• TASK STATEMENT:
Please reproduce the listing in its entirety, exactly as shown.
*** DATASET EXTRACT Section Begins ***
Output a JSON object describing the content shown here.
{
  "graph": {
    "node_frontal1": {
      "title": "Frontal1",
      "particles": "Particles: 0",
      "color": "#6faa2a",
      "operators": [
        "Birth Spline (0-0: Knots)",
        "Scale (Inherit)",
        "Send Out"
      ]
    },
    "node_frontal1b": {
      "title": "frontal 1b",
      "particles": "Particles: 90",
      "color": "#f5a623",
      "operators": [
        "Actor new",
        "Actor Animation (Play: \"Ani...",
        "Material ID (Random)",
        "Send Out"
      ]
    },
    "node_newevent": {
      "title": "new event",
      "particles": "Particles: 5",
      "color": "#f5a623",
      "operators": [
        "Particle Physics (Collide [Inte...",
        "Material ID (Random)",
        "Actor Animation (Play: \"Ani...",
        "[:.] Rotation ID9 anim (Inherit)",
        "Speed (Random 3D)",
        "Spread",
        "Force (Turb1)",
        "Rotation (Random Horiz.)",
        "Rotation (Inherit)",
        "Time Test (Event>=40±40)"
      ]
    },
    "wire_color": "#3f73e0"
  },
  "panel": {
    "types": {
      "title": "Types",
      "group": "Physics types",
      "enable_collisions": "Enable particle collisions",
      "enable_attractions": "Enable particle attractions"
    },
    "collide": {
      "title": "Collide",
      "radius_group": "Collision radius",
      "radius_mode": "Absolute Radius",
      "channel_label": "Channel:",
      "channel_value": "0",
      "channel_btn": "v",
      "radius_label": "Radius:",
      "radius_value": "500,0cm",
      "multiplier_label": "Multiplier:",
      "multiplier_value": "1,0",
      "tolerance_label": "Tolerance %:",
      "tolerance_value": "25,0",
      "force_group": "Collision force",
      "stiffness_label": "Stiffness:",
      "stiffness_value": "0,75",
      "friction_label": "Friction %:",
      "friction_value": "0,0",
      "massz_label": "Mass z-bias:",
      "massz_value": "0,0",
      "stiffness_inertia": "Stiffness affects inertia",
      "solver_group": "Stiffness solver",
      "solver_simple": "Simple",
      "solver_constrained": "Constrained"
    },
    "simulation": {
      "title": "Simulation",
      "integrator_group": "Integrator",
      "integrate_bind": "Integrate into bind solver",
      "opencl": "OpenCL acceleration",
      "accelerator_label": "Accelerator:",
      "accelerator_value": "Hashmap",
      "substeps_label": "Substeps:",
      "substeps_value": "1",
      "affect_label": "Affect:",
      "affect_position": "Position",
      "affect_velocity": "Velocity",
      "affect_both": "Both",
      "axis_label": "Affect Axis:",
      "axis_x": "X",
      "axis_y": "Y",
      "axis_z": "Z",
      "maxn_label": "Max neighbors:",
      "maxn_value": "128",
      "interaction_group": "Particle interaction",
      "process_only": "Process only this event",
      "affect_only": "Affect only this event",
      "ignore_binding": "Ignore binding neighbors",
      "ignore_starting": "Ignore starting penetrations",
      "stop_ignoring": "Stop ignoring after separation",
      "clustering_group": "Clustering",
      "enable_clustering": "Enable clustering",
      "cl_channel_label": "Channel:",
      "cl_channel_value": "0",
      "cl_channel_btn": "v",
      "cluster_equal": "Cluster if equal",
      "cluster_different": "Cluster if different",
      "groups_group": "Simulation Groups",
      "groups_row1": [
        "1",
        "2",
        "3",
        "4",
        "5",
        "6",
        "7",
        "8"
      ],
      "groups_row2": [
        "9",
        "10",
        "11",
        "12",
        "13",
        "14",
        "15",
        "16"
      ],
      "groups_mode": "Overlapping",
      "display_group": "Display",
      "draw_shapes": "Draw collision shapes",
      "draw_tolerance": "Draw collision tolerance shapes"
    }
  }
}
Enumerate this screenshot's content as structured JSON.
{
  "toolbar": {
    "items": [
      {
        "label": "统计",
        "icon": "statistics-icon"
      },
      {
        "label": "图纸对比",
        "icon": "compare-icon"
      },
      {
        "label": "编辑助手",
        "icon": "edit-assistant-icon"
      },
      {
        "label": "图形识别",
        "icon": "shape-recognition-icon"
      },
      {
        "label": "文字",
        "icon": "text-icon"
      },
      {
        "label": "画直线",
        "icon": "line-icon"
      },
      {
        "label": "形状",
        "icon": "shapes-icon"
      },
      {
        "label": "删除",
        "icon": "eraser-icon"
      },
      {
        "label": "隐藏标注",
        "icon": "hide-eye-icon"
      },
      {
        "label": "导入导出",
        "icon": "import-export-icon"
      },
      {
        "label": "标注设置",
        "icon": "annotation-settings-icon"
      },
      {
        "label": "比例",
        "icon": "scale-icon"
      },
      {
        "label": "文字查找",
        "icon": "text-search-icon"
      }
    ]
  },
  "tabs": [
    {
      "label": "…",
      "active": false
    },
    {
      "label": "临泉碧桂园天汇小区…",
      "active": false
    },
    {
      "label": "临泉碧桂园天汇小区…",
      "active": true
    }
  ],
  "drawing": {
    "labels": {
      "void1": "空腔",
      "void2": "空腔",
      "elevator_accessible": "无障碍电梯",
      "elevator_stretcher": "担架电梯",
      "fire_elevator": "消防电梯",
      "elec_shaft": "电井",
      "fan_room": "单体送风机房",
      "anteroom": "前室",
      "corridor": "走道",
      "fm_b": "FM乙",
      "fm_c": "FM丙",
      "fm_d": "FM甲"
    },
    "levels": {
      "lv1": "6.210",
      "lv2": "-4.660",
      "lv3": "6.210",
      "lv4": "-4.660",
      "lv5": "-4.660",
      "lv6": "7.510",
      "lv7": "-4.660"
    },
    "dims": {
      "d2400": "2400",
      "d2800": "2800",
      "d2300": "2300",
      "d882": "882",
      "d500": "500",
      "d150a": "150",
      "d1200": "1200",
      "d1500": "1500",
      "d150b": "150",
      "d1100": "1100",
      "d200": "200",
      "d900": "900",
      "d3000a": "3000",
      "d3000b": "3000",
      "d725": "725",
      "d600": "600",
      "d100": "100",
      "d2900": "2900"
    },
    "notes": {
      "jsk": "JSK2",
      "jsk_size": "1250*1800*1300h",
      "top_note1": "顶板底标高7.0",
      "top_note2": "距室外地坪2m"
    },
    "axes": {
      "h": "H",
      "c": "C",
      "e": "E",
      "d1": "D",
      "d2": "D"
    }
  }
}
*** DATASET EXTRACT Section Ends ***
• TASK RESPONSE:
Output a JSON object describing the content shown here.
{
  "graph": {
    "node_frontal1": {
      "title": "Frontal1",
      "particles": "Particles: 0",
      "color": "#6faa2a",
      "operators": [
        "Birth Spline (0-0: Knots)",
        "Scale (Inherit)",
        "Send Out"
      ]
    },
    "node_frontal1b": {
      "title": "frontal 1b",
      "particles": "Particles: 90",
      "color": "#f5a623",
      "operators": [
        "Actor new",
        "Actor Animation (Play: \"Ani...",
        "Material ID (Random)",
        "Send Out"
      ]
    },
    "node_newevent": {
      "title": "new event",
      "particles": "Particles: 5",
      "color": "#f5a623",
      "operators": [
        "Particle Physics (Collide [Inte...",
        "Material ID (Random)",
        "Actor Animation (Play: \"Ani...",
        "[:.] Rotation ID9 anim (Inherit)",
        "Speed (Random 3D)",
        "Spread",
        "Force (Turb1)",
        "Rotation (Random Horiz.)",
        "Rotation (Inherit)",
        "Time Test (Event>=40±40)"
      ]
    },
    "wire_color": "#3f73e0"
  },
  "panel": {
    "types": {
      "title": "Types",
      "group": "Physics types",
      "enable_collisions": "Enable particle collisions",
      "enable_attractions": "Enable particle attractions"
    },
    "collide": {
      "title": "Collide",
      "radius_group": "Collision radius",
      "radius_mode": "Absolute Radius",
      "channel_label": "Channel:",
      "channel_value": "0",
      "channel_btn": "v",
      "radius_label": "Radius:",
      "radius_value": "500,0cm",
      "multiplier_label": "Multiplier:",
      "multiplier_value": "1,0",
      "tolerance_label": "Tolerance %:",
      "tolerance_value": "25,0",
      "force_group": "Collision force",
      "stiffness_label": "Stiffness:",
      "stiffness_value": "0,75",
      "friction_label": "Friction %:",
      "friction_value": "0,0",
      "massz_label": "Mass z-bias:",
      "massz_value": "0,0",
      "stiffness_inertia": "Stiffness affects inertia",
      "solver_group": "Stiffness solver",
      "solver_simple": "Simple",
      "solver_constrained": "Constrained"
    },
    "simulation": {
      "title": "Simulation",
      "integrator_group": "Integrator",
      "integrate_bind": "Integrate into bind solver",
      "opencl": "OpenCL acceleration",
      "accelerator_label": "Accelerator:",
      "accelerator_value": "Hashmap",
      "substeps_label": "Substeps:",
      "substeps_value": "1",
      "affect_label": "Affect:",
      "affect_position": "Position",
      "affect_velocity": "Velocity",
      "affect_both": "Both",
      "axis_label": "Affect Axis:",
      "axis_x": "X",
      "axis_y": "Y",
      "axis_z": "Z",
      "maxn_label": "Max neighbors:",
      "maxn_value": "128",
      "interaction_group": "Particle interaction",
      "process_only": "Process only this event",
      "affect_only": "Affect only this event",
      "ignore_binding": "Ignore binding neighbors",
      "ignore_starting": "Ignore starting penetrations",
      "stop_ignoring": "Stop ignoring after separation",
      "clustering_group": "Clustering",
      "enable_clustering": "Enable clustering",
      "cl_channel_label": "Channel:",
      "cl_channel_value": "0",
      "cl_channel_btn": "v",
      "cluster_equal": "Cluster if equal",
      "cluster_different": "Cluster if different",
      "groups_group": "Simulation Groups",
      "groups_row1": [
        "1",
        "2",
        "3",
        "4",
        "5",
        "6",
        "7",
        "8"
      ],
      "groups_row2": [
        "9",
        "10",
        "11",
        "12",
        "13",
        "14",
        "15",
        "16"
      ],
      "groups_mode": "Overlapping",
      "display_group": "Display",
      "draw_shapes": "Draw collision shapes",
      "draw_tolerance": "Draw collision tolerance shapes"
    }
  }
}
Enumerate this screenshot's content as structured JSON.
{
  "toolbar": {
    "items": [
      {
        "label": "统计",
        "icon": "statistics-icon"
      },
      {
        "label": "图纸对比",
        "icon": "compare-icon"
      },
      {
        "label": "编辑助手",
        "icon": "edit-assistant-icon"
      },
      {
        "label": "图形识别",
        "icon": "shape-recognition-icon"
      },
      {
        "label": "文字",
        "icon": "text-icon"
      },
      {
        "label": "画直线",
        "icon": "line-icon"
      },
      {
        "label": "形状",
        "icon": "shapes-icon"
      },
      {
        "label": "删除",
        "icon": "eraser-icon"
      },
      {
        "label": "隐藏标注",
        "icon": "hide-eye-icon"
      },
      {
        "label": "导入导出",
        "icon": "import-export-icon"
      },
      {
        "label": "标注设置",
        "icon": "annotation-settings-icon"
      },
      {
        "label": "比例",
        "icon": "scale-icon"
      },
      {
        "label": "文字查找",
        "icon": "text-search-icon"
      }
    ]
  },
  "tabs": [
    {
      "label": "…",
      "active": false
    },
    {
      "label": "临泉碧桂园天汇小区…",
      "active": false
    },
    {
      "label": "临泉碧桂园天汇小区…",
      "active": true
    }
  ],
  "drawing": {
    "labels": {
      "void1": "空腔",
      "void2": "空腔",
      "elevator_accessible": "无障碍电梯",
      "elevator_stretcher": "担架电梯",
      "fire_elevator": "消防电梯",
      "elec_shaft": "电井",
      "fan_room": "单体送风机房",
      "anteroom": "前室",
      "corridor": "走道",
      "fm_b": "FM乙",
      "fm_c": "FM丙",
      "fm_d": "FM甲"
    },
    "levels": {
      "lv1": "6.210",
      "lv2": "-4.660",
      "lv3": "6.210",
      "lv4": "-4.660",
      "lv5": "-4.660",
      "lv6": "7.510",
      "lv7": "-4.660"
    },
    "dims": {
      "d2400": "2400",
      "d2800": "2800",
      "d2300": "2300",
      "d882": "882",
      "d500": "500",
      "d150a": "150",
      "d1200": "1200",
      "d1500": "1500",
      "d150b": "150",
      "d1100": "1100",
      "d200": "200",
      "d900": "900",
      "d3000a": "3000",
      "d3000b": "3000",
      "d725": "725",
      "d600": "600",
      "d100": "100",
      "d2900": "2900"
    },
    "notes": {
      "jsk": "JSK2",
      "jsk_size": "1250*1800*1300h",
      "top_note1": "顶板底标高7.0",
      "top_note2": "距室外地坪2m"
    },
    "axes": {
      "h": "H",
      "c": "C",
      "e": "E",
      "d1": "D",
      "d2": "D"
    }
  }
}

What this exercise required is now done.